Data shown START

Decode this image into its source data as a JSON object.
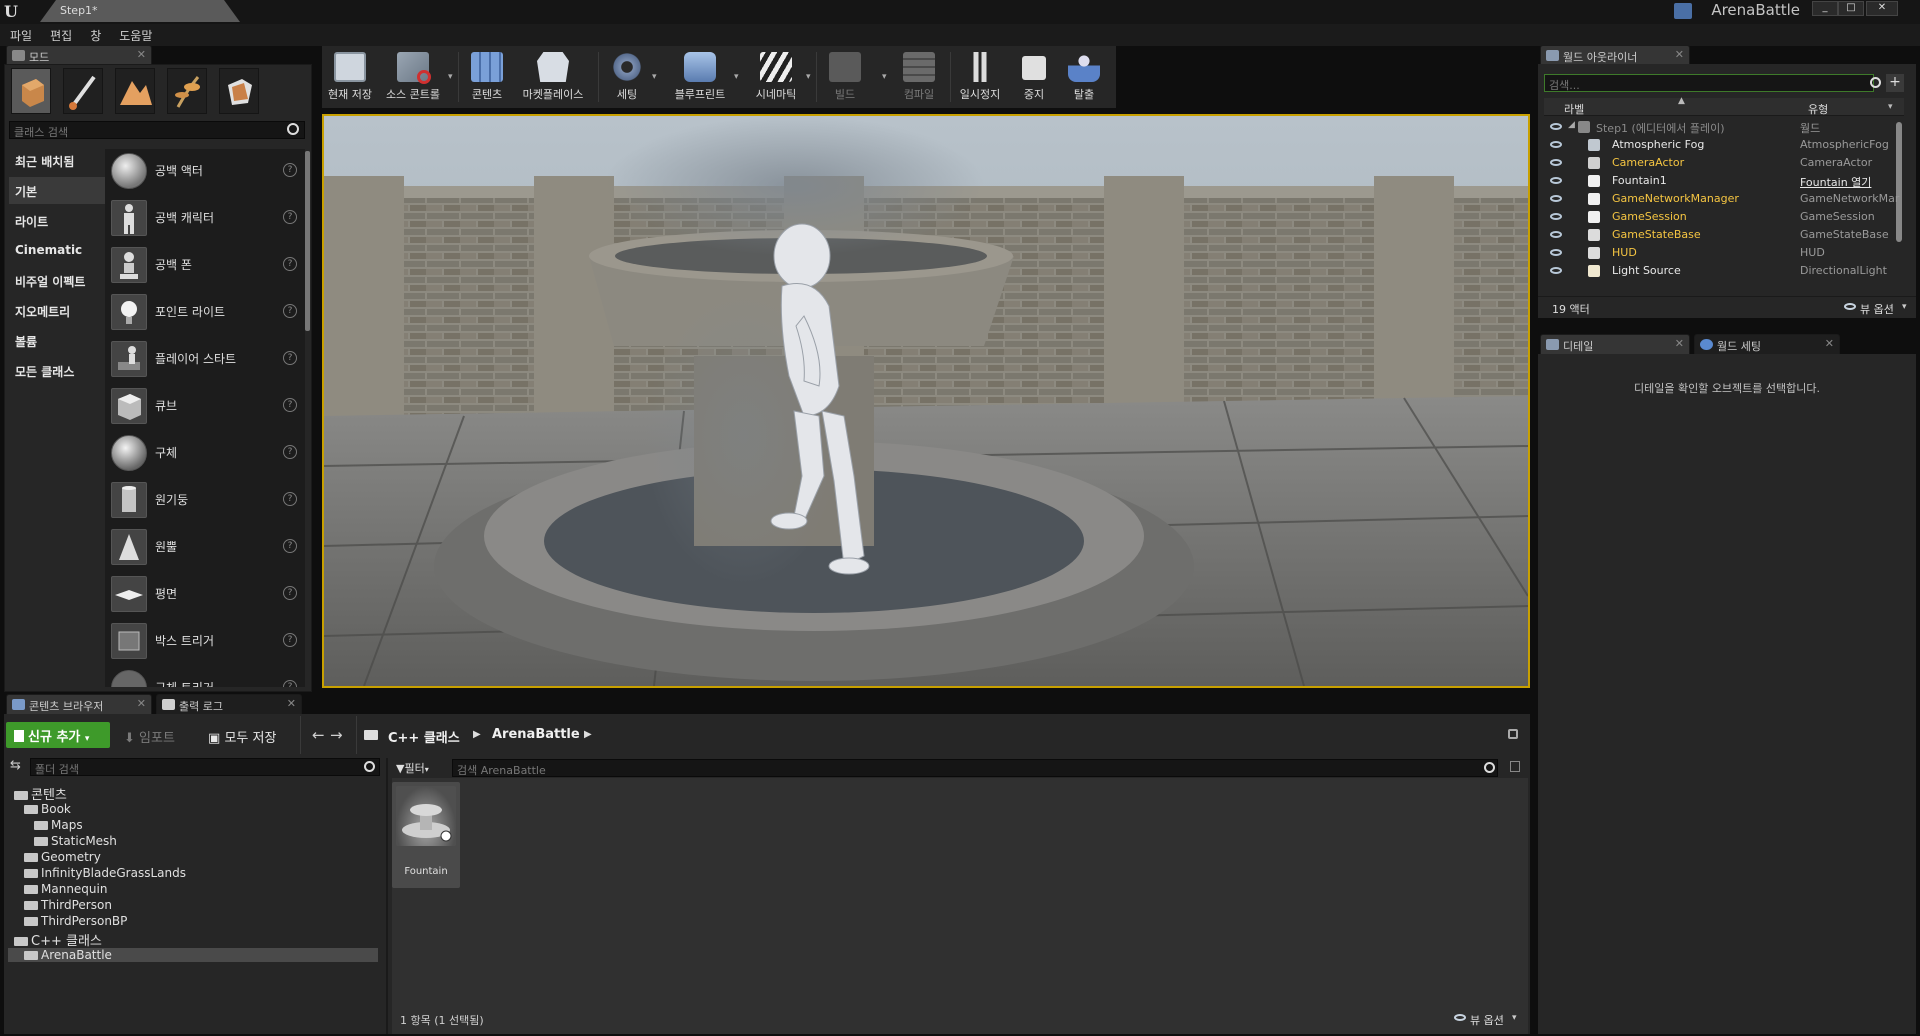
{
  "window": {
    "doc_tab": "Step1*",
    "project_name": "ArenaBattle"
  },
  "menu": [
    "파일",
    "편집",
    "창",
    "도움말"
  ],
  "modes": {
    "tab_label": "모드",
    "search_placeholder": "클래스 검색",
    "categories": [
      "최근 배치됨",
      "기본",
      "라이트",
      "Cinematic",
      "비주얼 이펙트",
      "지오메트리",
      "볼륨",
      "모든 클래스"
    ],
    "selected_category": "기본",
    "items": [
      "공백 액터",
      "공백 캐릭터",
      "공백 폰",
      "포인트 라이트",
      "플레이어 스타트",
      "큐브",
      "구체",
      "원기둥",
      "원뿔",
      "평면",
      "박스 트리거",
      "구체 트리거"
    ]
  },
  "toolbar": {
    "buttons": [
      {
        "label": "현재 저장",
        "enabled": true
      },
      {
        "label": "소스 콘트롤",
        "enabled": true
      },
      {
        "label": "콘텐츠",
        "enabled": true
      },
      {
        "label": "마켓플레이스",
        "enabled": true
      },
      {
        "label": "세팅",
        "enabled": true
      },
      {
        "label": "블루프린트",
        "enabled": true
      },
      {
        "label": "시네마틱",
        "enabled": true
      },
      {
        "label": "빌드",
        "enabled": false
      },
      {
        "label": "컴파일",
        "enabled": false
      },
      {
        "label": "일시정지",
        "enabled": true
      },
      {
        "label": "중지",
        "enabled": true
      },
      {
        "label": "탈출",
        "enabled": true
      }
    ]
  },
  "outliner": {
    "tab_label": "월드 아웃라이너",
    "search_placeholder": "검색...",
    "col_label": "라벨",
    "col_type": "유형",
    "root": {
      "label": "Step1 (에디터에서 플레이)",
      "type": "월드"
    },
    "rows": [
      {
        "label": "Atmospheric Fog",
        "type": "AtmosphericFog",
        "label_color": "#e8e8e8"
      },
      {
        "label": "CameraActor",
        "type": "CameraActor",
        "label_color": "#f5c542"
      },
      {
        "label": "Fountain1",
        "type": "Fountain 열기",
        "label_color": "#e8e8e8"
      },
      {
        "label": "GameNetworkManager",
        "type": "GameNetworkMar",
        "label_color": "#f5c542"
      },
      {
        "label": "GameSession",
        "type": "GameSession",
        "label_color": "#f5c542"
      },
      {
        "label": "GameStateBase",
        "type": "GameStateBase",
        "label_color": "#f5c542"
      },
      {
        "label": "HUD",
        "type": "HUD",
        "label_color": "#f5c542"
      },
      {
        "label": "Light Source",
        "type": "DirectionalLight",
        "label_color": "#e8e8e8"
      }
    ],
    "actor_count": "19 액터",
    "view_options": "뷰 옵션"
  },
  "details": {
    "tab_details": "디테일",
    "tab_world": "월드 세팅",
    "empty_message": "디테일을 확인할 오브젝트를 선택합니다."
  },
  "content_browser": {
    "tab_label": "콘텐츠 브라우저",
    "tab_output": "출력 로그",
    "add_new": "신규 추가",
    "import": "임포트",
    "save_all": "모두 저장",
    "breadcrumb": [
      "C++ 클래스",
      "ArenaBattle"
    ],
    "folder_search_placeholder": "폴더 검색",
    "filter_label": "필터",
    "asset_search_placeholder": "검색 ArenaBattle",
    "tree": [
      {
        "label": "콘텐츠",
        "depth": 0,
        "big": true
      },
      {
        "label": "Book",
        "depth": 1
      },
      {
        "label": "Maps",
        "depth": 2
      },
      {
        "label": "StaticMesh",
        "depth": 2
      },
      {
        "label": "Geometry",
        "depth": 1
      },
      {
        "label": "InfinityBladeGrassLands",
        "depth": 1
      },
      {
        "label": "Mannequin",
        "depth": 1
      },
      {
        "label": "ThirdPerson",
        "depth": 1
      },
      {
        "label": "ThirdPersonBP",
        "depth": 1
      },
      {
        "label": "C++ 클래스",
        "depth": 0,
        "big": true
      },
      {
        "label": "ArenaBattle",
        "depth": 1,
        "selected": true
      }
    ],
    "asset": {
      "label": "Fountain"
    },
    "status": "1 항목 (1 선택됨)",
    "view_options": "뷰 옵션"
  },
  "colors": {
    "accent_green": "#3e9a2a",
    "viewport_border": "#c8a000",
    "panel": "#262626"
  }
}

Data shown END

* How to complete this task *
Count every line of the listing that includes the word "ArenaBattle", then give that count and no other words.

* Answer for this exercise *
4